Not to confuse the issue, but keep in mind that one can interact too far with an item. Typically, this can occur when you interact with the label of an element. For instance, the name of a volume or file in Finder or a label for a button or some other control. You can tell when you have interacted too far because you simply cannot move in any direction and when you stop interacting, you then can move around as expected.
Also, keep in mind that by way of Numpad Commander or Keyboard Commander, you can simplify the key combination used for starting the interaction process or stopping it. By default, with Numpad Commander enabled, the 7 key starts and the 9 key stops interacting.
Of course, you can also assign keyboard commands to Keyboard Commander if you also wish to decrease the number of keys required to start and stop interacting.
Additionally, with Quick Nav enabled, holding down the right and down arrow keys will enable you to start interacting, while holding down the left and down arrow keys will stop interacting with an item. Thus, there you have another way of handling the interaction process.

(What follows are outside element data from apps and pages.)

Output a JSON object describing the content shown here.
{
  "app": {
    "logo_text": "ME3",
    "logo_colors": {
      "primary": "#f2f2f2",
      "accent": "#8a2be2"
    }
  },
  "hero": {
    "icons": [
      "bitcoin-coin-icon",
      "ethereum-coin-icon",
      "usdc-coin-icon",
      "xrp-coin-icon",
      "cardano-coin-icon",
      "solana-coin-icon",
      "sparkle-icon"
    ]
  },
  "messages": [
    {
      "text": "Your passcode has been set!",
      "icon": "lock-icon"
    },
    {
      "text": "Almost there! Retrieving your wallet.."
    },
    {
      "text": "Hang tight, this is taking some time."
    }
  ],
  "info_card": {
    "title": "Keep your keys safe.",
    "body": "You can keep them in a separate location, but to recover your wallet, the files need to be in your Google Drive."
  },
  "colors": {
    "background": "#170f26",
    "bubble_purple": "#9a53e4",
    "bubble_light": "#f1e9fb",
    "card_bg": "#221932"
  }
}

The concept of interacting and being aware of when one needs to do so on the Mac is one that is certainly new and different to many people. Hopefully, though, the information I have provided will help the user have a better idea of how interaction works and when one has to do so. I am surely aware that this subject is often confusing and even mysterious, but it honestly is not as challenging as one might think.
Remember that the control-option-j combination, the jump command, will sometimes allow you to easily jump between items that would normally require one or even two levels of interaction. For instance, this command can be used to get between the Finder Sidebar, which is a table, and the browser window without the need to stop interacting with one and start interacting with the other. This handy command can also be employed in iTunes to make navigation easier, and in the Contacts app between your list of contacts and the Contacts Information Group for a specific contact.
As earlier stated, remember that experience and exposure is the key to conquering interaction. Things will become second nature to you and you will not find yourself having to stop and think about whether or not interaction is required in a given situation. When all else fails, though, keep in mind that if you have VoiceOver hints turned on, you will also be prompted to interact with an item if it is necessary. Yes, folks, listening to your screen reader can be quite useful to you, so don’t be quick to turn off the hints because you think they are just added verbosity.